Applications are invited for the 2017 Year 5D Teresa Neale Award. This award is sponsored by WILDFIRE and supported by the School of Rural Health. Teresa Neale worked for the School of Rural Health for many years and devoted a lot of her time to nurturing our rural student health club WILDFIRE as an active contributor, to make the club what it is today. This annual prize is awarded to the student who has made the most significant contribution to rural, remote and Indigenous health. The prize includes $400, a gift and Certificate of Recognition. To apply: Send a cover letter & CV that outlines your contribution to rural and Indigenous health to Bridget Cooper at the School of Rural Health at @ Applications close on Friday 27th October and will be judged by an academic panel at the School of Rural Health. The award will be presented in December at a Graduation event and prize ceremony.
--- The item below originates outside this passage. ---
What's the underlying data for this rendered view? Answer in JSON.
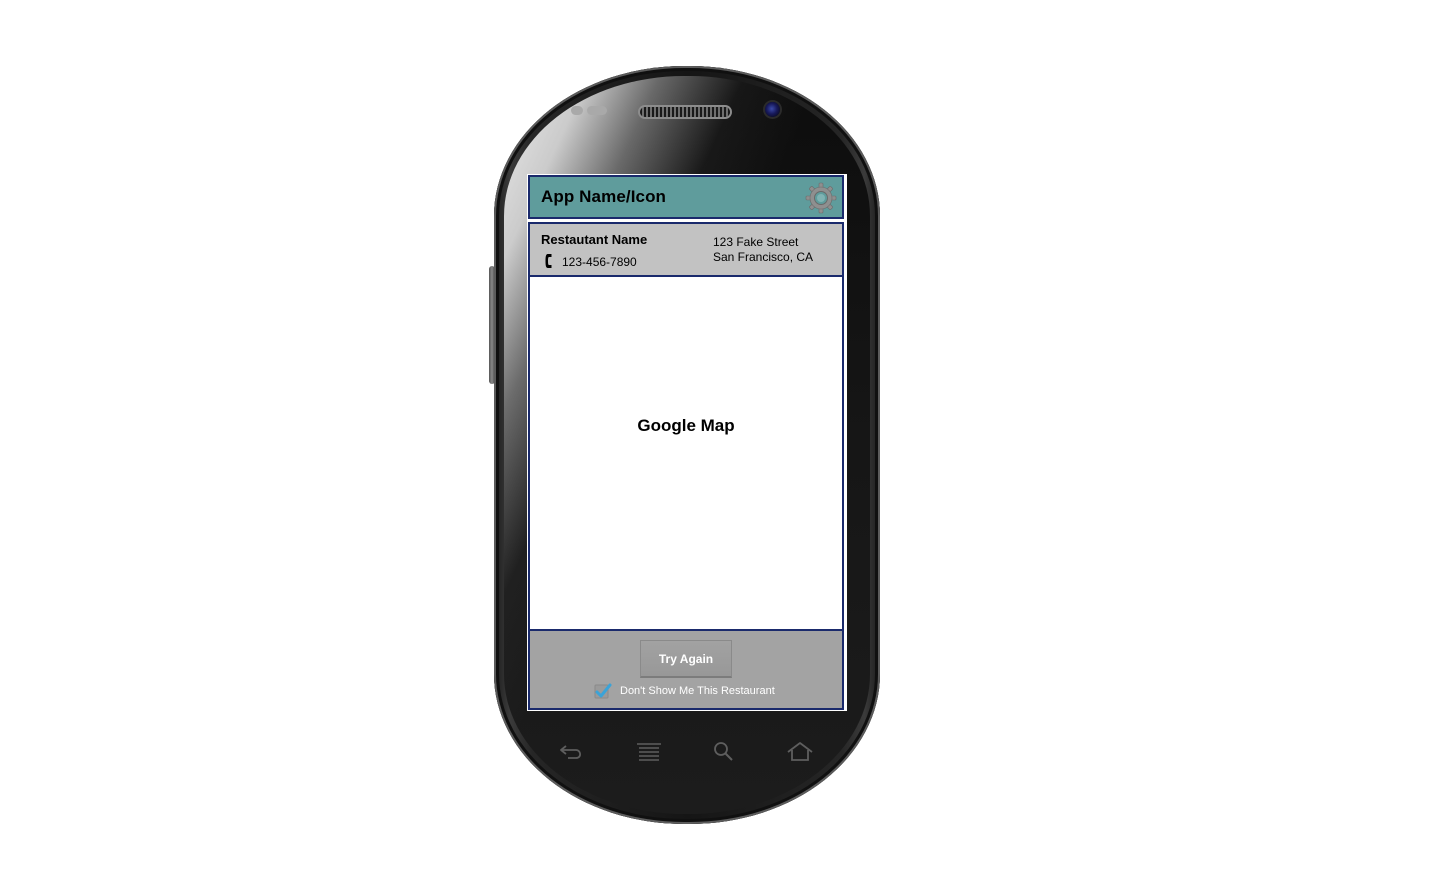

“These results greatly strengthen the case that long-term exposure to particulate air pollution causes substantial reductions in life expectancy. They indicate that particulates are the greatest current environmental risk to human health, with the impact on life expectancy in many parts of the world similar to the effects of every man, woman and child smoking cigarettes for several decades,” co-author Michael Greenstone, director of Energy Policy Institute at University of Chicago ( EPIC ), told . “The histories of the United States, parts of Europe, Japan and a handful of other countries teach us that air pollution can be reduced,